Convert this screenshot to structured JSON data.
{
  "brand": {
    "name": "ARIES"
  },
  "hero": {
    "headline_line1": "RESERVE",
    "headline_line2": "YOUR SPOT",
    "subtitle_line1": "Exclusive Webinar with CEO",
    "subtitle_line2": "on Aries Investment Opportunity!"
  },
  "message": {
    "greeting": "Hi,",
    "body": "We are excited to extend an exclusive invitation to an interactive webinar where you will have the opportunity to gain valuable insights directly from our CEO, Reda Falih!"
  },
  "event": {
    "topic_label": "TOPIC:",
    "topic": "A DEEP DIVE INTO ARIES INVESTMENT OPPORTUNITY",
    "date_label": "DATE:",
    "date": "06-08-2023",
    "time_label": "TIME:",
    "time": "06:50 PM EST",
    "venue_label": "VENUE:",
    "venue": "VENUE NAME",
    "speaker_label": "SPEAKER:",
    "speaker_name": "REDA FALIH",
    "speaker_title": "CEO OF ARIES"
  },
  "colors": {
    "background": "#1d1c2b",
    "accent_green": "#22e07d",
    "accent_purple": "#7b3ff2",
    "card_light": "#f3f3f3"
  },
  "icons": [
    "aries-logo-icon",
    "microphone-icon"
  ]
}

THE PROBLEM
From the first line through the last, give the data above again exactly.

TASK SOLUTION
Convert this screenshot to structured JSON data.
{
  "brand": {
    "name": "ARIES"
  },
  "hero": {
    "headline_line1": "RESERVE",
    "headline_line2": "YOUR SPOT",
    "subtitle_line1": "Exclusive Webinar with CEO",
    "subtitle_line2": "on Aries Investment Opportunity!"
  },
  "message": {
    "greeting": "Hi,",
    "body": "We are excited to extend an exclusive invitation to an interactive webinar where you will have the opportunity to gain valuable insights directly from our CEO, Reda Falih!"
  },
  "event": {
    "topic_label": "TOPIC:",
    "topic": "A DEEP DIVE INTO ARIES INVESTMENT OPPORTUNITY",
    "date_label": "DATE:",
    "date": "06-08-2023",
    "time_label": "TIME:",
    "time": "06:50 PM EST",
    "venue_label": "VENUE:",
    "venue": "VENUE NAME",
    "speaker_label": "SPEAKER:",
    "speaker_name": "REDA FALIH",
    "speaker_title": "CEO OF ARIES"
  },
  "colors": {
    "background": "#1d1c2b",
    "accent_green": "#22e07d",
    "accent_purple": "#7b3ff2",
    "card_light": "#f3f3f3"
  },
  "icons": [
    "aries-logo-icon",
    "microphone-icon"
  ]
}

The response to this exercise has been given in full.